- _Task description_: Write out the full set of records below exactly.

- _Dataset excerpts_:
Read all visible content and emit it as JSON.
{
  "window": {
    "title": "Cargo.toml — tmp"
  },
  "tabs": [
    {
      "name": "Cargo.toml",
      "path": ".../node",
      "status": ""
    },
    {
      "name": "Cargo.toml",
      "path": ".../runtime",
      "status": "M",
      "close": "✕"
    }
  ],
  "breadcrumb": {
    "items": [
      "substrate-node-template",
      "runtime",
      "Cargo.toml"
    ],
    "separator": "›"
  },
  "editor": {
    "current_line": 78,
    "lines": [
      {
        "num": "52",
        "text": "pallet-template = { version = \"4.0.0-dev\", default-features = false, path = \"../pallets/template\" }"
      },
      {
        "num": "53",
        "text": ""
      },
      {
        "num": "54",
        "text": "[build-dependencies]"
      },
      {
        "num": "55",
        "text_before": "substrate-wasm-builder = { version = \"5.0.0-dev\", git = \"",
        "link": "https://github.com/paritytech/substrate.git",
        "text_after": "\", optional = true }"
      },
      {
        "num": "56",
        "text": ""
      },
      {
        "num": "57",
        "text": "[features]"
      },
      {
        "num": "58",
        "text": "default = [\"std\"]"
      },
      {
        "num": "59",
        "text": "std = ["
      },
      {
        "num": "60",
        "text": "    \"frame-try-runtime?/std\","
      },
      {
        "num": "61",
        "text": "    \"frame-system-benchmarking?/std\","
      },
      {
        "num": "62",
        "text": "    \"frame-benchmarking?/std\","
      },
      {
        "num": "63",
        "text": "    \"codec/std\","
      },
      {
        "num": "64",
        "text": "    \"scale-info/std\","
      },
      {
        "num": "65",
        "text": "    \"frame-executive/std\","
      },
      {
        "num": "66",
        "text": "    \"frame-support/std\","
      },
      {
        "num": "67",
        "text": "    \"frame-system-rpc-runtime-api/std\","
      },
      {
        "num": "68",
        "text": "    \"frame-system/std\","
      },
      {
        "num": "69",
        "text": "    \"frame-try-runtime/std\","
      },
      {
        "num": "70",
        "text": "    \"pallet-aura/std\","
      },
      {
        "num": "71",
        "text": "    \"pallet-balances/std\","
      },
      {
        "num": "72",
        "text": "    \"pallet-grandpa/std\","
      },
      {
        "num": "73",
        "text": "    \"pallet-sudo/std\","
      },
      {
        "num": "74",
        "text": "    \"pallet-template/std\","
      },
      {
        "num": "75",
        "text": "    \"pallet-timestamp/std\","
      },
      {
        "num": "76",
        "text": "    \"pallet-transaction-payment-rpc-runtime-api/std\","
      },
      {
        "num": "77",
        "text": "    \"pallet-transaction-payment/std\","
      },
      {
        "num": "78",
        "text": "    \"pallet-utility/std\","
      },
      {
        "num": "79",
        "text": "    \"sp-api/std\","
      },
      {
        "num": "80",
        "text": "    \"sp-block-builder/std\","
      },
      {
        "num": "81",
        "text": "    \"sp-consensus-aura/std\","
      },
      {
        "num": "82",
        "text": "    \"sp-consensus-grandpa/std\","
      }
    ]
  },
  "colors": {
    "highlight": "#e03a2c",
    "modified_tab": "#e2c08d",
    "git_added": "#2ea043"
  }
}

- _Completed exercise_:
Read all visible content and emit it as JSON.
{
  "window": {
    "title": "Cargo.toml — tmp"
  },
  "tabs": [
    {
      "name": "Cargo.toml",
      "path": ".../node",
      "status": ""
    },
    {
      "name": "Cargo.toml",
      "path": ".../runtime",
      "status": "M",
      "close": "✕"
    }
  ],
  "breadcrumb": {
    "items": [
      "substrate-node-template",
      "runtime",
      "Cargo.toml"
    ],
    "separator": "›"
  },
  "editor": {
    "current_line": 78,
    "lines": [
      {
        "num": "52",
        "text": "pallet-template = { version = \"4.0.0-dev\", default-features = false, path = \"../pallets/template\" }"
      },
      {
        "num": "53",
        "text": ""
      },
      {
        "num": "54",
        "text": "[build-dependencies]"
      },
      {
        "num": "55",
        "text_before": "substrate-wasm-builder = { version = \"5.0.0-dev\", git = \"",
        "link": "https://github.com/paritytech/substrate.git",
        "text_after": "\", optional = true }"
      },
      {
        "num": "56",
        "text": ""
      },
      {
        "num": "57",
        "text": "[features]"
      },
      {
        "num": "58",
        "text": "default = [\"std\"]"
      },
      {
        "num": "59",
        "text": "std = ["
      },
      {
        "num": "60",
        "text": "    \"frame-try-runtime?/std\","
      },
      {
        "num": "61",
        "text": "    \"frame-system-benchmarking?/std\","
      },
      {
        "num": "62",
        "text": "    \"frame-benchmarking?/std\","
      },
      {
        "num": "63",
        "text": "    \"codec/std\","
      },
      {
        "num": "64",
        "text": "    \"scale-info/std\","
      },
      {
        "num": "65",
        "text": "    \"frame-executive/std\","
      },
      {
        "num": "66",
        "text": "    \"frame-support/std\","
      },
      {
        "num": "67",
        "text": "    \"frame-system-rpc-runtime-api/std\","
      },
      {
        "num": "68",
        "text": "    \"frame-system/std\","
      },
      {
        "num": "69",
        "text": "    \"frame-try-runtime/std\","
      },
      {
        "num": "70",
        "text": "    \"pallet-aura/std\","
      },
      {
        "num": "71",
        "text": "    \"pallet-balances/std\","
      },
      {
        "num": "72",
        "text": "    \"pallet-grandpa/std\","
      },
      {
        "num": "73",
        "text": "    \"pallet-sudo/std\","
      },
      {
        "num": "74",
        "text": "    \"pallet-template/std\","
      },
      {
        "num": "75",
        "text": "    \"pallet-timestamp/std\","
      },
      {
        "num": "76",
        "text": "    \"pallet-transaction-payment-rpc-runtime-api/std\","
      },
      {
        "num": "77",
        "text": "    \"pallet-transaction-payment/std\","
      },
      {
        "num": "78",
        "text": "    \"pallet-utility/std\","
      },
      {
        "num": "79",
        "text": "    \"sp-api/std\","
      },
      {
        "num": "80",
        "text": "    \"sp-block-builder/std\","
      },
      {
        "num": "81",
        "text": "    \"sp-consensus-aura/std\","
      },
      {
        "num": "82",
        "text": "    \"sp-consensus-grandpa/std\","
      }
    ]
  },
  "colors": {
    "highlight": "#e03a2c",
    "modified_tab": "#e2c08d",
    "git_added": "#2ea043"
  }
}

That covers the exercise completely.